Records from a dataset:
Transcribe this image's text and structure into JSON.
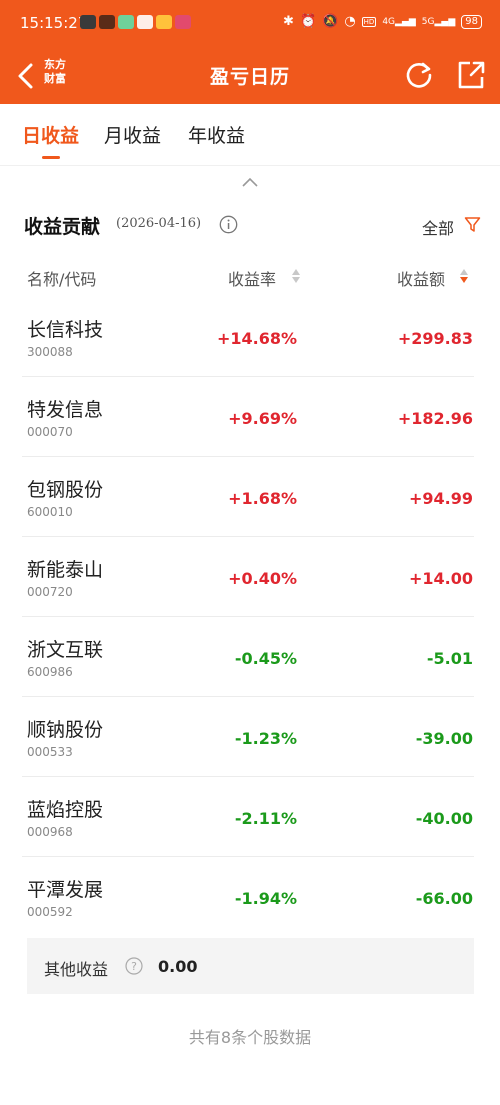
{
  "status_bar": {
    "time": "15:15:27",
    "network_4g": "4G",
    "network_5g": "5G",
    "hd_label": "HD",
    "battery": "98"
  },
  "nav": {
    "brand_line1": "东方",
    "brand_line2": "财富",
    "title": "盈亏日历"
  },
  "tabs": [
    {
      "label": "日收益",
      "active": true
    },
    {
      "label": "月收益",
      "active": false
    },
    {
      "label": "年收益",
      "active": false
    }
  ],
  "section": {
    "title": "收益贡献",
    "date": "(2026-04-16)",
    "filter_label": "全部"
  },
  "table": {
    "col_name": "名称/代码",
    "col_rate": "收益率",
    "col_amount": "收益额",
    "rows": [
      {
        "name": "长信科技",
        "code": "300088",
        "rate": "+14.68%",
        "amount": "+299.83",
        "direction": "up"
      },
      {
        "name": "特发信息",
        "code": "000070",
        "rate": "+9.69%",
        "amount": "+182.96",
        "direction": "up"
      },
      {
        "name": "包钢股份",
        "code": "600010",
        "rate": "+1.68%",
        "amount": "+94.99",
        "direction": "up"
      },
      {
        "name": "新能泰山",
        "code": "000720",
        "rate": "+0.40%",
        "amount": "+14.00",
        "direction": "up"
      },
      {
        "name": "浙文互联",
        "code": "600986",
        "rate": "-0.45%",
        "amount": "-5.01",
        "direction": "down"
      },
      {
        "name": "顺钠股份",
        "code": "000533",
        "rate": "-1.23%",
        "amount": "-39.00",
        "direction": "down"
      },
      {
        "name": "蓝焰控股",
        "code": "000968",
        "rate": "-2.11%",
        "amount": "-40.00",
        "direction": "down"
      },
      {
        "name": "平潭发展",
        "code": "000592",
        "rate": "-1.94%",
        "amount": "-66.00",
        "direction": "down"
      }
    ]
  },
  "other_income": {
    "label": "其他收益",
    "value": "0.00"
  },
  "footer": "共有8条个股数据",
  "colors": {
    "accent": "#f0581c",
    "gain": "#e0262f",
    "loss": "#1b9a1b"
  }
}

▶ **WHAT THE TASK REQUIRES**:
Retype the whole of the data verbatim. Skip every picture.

▶ **ANSWER TO THIS EXERCISE**:
Transcribe this image's text and structure into JSON.
{
  "status_bar": {
    "time": "15:15:27",
    "network_4g": "4G",
    "network_5g": "5G",
    "hd_label": "HD",
    "battery": "98"
  },
  "nav": {
    "brand_line1": "东方",
    "brand_line2": "财富",
    "title": "盈亏日历"
  },
  "tabs": [
    {
      "label": "日收益",
      "active": true
    },
    {
      "label": "月收益",
      "active": false
    },
    {
      "label": "年收益",
      "active": false
    }
  ],
  "section": {
    "title": "收益贡献",
    "date": "(2026-04-16)",
    "filter_label": "全部"
  },
  "table": {
    "col_name": "名称/代码",
    "col_rate": "收益率",
    "col_amount": "收益额",
    "rows": [
      {
        "name": "长信科技",
        "code": "300088",
        "rate": "+14.68%",
        "amount": "+299.83",
        "direction": "up"
      },
      {
        "name": "特发信息",
        "code": "000070",
        "rate": "+9.69%",
        "amount": "+182.96",
        "direction": "up"
      },
      {
        "name": "包钢股份",
        "code": "600010",
        "rate": "+1.68%",
        "amount": "+94.99",
        "direction": "up"
      },
      {
        "name": "新能泰山",
        "code": "000720",
        "rate": "+0.40%",
        "amount": "+14.00",
        "direction": "up"
      },
      {
        "name": "浙文互联",
        "code": "600986",
        "rate": "-0.45%",
        "amount": "-5.01",
        "direction": "down"
      },
      {
        "name": "顺钠股份",
        "code": "000533",
        "rate": "-1.23%",
        "amount": "-39.00",
        "direction": "down"
      },
      {
        "name": "蓝焰控股",
        "code": "000968",
        "rate": "-2.11%",
        "amount": "-40.00",
        "direction": "down"
      },
      {
        "name": "平潭发展",
        "code": "000592",
        "rate": "-1.94%",
        "amount": "-66.00",
        "direction": "down"
      }
    ]
  },
  "other_income": {
    "label": "其他收益",
    "value": "0.00"
  },
  "footer": "共有8条个股数据",
  "colors": {
    "accent": "#f0581c",
    "gain": "#e0262f",
    "loss": "#1b9a1b"
  }
}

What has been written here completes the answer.